Geographic and Socioeconomic Disparities in Major Lower Extremity Amputation Rates in Metropolitan Areas
Rates of major lower extremity amputation in patients with peripheral artery disease are higher in rural communities with markers of low socioeconomic status, but most Americans live in metropolitan areas. Whether amputation rates vary within US metropolitan areas is unclear, as are characteristics of high amputation rate urban communities.

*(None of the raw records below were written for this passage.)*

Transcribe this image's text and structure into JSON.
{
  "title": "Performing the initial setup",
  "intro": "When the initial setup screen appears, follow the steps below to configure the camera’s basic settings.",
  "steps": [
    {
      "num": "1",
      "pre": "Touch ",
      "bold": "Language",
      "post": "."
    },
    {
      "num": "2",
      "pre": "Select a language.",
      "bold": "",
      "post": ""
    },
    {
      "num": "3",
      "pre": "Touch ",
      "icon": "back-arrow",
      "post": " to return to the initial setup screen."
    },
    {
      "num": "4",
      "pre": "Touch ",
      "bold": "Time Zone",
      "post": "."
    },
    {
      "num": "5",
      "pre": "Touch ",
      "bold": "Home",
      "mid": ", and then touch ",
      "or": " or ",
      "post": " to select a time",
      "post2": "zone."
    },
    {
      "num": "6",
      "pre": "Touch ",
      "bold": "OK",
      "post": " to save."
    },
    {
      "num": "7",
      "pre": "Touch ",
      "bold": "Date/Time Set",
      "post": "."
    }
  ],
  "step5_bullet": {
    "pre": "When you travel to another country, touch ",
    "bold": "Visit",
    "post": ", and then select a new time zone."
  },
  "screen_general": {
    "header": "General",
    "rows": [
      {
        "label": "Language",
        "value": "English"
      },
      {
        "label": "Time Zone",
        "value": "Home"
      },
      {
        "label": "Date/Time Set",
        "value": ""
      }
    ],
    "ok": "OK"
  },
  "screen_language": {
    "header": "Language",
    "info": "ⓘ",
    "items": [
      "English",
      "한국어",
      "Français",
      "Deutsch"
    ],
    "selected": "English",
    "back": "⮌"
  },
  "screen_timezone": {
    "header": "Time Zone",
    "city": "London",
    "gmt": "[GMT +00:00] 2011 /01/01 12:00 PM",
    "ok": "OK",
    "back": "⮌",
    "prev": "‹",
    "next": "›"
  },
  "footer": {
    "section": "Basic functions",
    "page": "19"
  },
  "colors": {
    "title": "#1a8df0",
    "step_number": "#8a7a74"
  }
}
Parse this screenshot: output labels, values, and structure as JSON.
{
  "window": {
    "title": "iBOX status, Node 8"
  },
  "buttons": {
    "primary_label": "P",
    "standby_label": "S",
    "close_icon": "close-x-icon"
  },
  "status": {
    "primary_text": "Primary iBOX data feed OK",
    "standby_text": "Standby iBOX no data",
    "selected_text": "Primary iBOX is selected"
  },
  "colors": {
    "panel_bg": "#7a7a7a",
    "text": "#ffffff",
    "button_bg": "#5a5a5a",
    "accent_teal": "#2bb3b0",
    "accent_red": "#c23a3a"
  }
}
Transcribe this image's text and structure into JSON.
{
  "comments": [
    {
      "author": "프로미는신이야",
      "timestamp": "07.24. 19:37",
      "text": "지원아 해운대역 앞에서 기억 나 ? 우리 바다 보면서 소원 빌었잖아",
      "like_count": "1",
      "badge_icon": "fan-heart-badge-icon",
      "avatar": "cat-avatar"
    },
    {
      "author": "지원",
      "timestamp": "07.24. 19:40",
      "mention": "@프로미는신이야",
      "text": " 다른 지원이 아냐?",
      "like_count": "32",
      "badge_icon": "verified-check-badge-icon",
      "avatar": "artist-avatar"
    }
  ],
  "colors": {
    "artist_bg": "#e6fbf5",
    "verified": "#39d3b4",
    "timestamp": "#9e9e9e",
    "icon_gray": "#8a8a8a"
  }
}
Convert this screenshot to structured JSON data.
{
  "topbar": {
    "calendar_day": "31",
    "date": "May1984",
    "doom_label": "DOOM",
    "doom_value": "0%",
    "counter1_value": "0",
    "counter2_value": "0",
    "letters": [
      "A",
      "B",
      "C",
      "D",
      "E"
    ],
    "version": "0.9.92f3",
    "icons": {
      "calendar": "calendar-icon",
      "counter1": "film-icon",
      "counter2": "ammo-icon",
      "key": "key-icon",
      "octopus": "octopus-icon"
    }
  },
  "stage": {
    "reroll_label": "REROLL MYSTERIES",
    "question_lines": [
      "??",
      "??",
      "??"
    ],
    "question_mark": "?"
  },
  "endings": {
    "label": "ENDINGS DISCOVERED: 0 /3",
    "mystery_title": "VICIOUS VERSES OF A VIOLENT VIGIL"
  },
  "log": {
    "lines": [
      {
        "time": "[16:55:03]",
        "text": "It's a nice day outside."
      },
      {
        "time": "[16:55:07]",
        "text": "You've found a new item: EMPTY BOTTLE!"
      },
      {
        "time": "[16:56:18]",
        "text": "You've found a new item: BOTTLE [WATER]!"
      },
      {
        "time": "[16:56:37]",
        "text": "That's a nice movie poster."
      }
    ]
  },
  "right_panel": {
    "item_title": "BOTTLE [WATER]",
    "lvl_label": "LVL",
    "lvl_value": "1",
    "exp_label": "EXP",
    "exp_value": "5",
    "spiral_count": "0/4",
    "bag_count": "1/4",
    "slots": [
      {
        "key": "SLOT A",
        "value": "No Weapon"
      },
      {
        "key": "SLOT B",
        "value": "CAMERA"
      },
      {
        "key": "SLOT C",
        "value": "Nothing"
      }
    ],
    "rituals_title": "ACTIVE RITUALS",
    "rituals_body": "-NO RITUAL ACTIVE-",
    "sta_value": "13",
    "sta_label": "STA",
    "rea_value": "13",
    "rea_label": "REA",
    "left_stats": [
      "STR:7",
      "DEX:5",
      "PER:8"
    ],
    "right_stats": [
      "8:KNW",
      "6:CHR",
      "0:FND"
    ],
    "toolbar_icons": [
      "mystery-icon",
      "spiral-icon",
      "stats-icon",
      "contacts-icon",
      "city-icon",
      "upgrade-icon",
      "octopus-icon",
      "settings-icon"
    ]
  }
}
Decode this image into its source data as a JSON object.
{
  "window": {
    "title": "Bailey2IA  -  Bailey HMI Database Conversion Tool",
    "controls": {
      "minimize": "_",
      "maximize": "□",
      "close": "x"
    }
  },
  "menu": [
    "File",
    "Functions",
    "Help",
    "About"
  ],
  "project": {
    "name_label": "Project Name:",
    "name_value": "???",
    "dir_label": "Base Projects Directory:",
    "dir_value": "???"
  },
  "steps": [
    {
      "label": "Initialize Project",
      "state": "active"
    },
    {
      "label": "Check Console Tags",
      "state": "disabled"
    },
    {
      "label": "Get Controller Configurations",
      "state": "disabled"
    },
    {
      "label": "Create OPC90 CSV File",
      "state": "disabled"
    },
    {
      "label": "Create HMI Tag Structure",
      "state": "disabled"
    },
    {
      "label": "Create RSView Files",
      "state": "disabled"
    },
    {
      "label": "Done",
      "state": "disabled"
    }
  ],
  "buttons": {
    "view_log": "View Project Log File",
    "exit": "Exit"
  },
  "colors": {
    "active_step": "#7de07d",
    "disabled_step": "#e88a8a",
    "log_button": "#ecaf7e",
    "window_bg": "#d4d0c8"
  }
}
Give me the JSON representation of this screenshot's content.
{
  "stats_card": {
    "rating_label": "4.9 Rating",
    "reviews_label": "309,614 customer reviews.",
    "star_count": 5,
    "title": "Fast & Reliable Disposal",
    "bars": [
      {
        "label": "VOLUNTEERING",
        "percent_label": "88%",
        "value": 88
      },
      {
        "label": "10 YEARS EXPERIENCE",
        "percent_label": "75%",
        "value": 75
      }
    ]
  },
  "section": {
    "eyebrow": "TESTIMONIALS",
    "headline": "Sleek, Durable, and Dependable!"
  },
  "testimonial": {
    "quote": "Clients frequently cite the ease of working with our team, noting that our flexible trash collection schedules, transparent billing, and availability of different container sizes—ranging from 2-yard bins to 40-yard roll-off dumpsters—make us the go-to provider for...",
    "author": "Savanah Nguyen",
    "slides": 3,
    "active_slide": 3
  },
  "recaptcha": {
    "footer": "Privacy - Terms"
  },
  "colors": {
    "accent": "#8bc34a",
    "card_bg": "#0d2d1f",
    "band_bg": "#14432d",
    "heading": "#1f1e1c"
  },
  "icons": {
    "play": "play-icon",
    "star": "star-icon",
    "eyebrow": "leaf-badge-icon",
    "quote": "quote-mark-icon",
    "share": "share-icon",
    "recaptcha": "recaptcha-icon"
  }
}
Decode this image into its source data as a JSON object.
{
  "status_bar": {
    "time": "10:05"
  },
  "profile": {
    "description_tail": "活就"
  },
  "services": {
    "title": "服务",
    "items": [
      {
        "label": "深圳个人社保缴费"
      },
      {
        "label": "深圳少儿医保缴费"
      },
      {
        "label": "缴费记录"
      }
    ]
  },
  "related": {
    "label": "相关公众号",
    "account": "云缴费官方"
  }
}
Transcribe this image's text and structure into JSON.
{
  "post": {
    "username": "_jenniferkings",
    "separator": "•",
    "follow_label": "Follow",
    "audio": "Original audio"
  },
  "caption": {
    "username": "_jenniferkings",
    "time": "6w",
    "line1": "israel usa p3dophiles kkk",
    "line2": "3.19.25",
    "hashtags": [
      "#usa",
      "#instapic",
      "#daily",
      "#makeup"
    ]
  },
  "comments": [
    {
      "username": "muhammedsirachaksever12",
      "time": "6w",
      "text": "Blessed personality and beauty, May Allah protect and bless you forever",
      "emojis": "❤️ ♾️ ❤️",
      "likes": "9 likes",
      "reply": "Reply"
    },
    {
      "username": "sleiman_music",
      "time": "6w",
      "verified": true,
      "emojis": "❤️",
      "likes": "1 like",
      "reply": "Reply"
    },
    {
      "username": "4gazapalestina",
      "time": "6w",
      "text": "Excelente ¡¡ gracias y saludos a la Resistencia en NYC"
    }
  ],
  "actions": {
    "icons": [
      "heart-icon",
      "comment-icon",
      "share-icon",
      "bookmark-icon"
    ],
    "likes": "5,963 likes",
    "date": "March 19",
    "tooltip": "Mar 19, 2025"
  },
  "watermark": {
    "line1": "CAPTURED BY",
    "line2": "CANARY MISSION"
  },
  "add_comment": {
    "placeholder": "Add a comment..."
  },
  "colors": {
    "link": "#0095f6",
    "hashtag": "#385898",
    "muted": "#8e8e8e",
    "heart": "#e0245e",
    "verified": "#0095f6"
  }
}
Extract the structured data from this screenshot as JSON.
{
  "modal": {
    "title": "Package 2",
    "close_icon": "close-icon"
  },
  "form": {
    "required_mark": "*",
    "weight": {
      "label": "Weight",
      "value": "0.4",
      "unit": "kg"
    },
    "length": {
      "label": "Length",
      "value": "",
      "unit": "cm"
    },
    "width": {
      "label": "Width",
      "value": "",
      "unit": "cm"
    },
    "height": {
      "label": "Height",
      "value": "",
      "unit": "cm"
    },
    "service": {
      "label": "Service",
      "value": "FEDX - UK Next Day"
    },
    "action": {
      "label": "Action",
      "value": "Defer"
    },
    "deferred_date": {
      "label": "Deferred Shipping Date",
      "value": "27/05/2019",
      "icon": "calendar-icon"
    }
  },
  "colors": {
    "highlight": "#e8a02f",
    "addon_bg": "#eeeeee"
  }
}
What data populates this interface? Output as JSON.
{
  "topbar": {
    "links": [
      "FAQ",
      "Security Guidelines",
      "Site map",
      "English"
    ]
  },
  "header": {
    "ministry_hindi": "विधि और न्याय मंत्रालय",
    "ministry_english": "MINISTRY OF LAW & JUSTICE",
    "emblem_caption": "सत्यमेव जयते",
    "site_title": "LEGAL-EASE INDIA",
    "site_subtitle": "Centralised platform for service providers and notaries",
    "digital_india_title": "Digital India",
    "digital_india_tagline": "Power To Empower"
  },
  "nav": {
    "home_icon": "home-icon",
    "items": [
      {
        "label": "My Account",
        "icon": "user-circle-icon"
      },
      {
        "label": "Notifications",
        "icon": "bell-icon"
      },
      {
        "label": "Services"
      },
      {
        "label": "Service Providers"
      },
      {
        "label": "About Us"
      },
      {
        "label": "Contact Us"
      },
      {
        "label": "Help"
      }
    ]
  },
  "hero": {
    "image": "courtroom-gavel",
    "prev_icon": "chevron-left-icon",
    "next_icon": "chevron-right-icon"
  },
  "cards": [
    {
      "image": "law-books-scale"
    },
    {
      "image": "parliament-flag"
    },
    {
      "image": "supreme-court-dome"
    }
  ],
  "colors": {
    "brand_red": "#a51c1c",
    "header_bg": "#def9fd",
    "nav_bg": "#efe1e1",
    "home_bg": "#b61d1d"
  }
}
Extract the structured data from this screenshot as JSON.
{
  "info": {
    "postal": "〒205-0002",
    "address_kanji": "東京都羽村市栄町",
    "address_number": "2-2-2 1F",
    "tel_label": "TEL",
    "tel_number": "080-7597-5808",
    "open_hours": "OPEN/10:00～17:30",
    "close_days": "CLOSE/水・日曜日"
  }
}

In metropolitan areas, where most individuals undergoing lower extremity amputation live, markers of lower socioeconomic status and Black race were associated with higher rates of major lower extremity amputation. Development of community‐based tools for peripheral artery disease diagnosis and management targeted to communities with high amputation rates in urban areas may help reduce inequities in peripheral artery disease outcomes.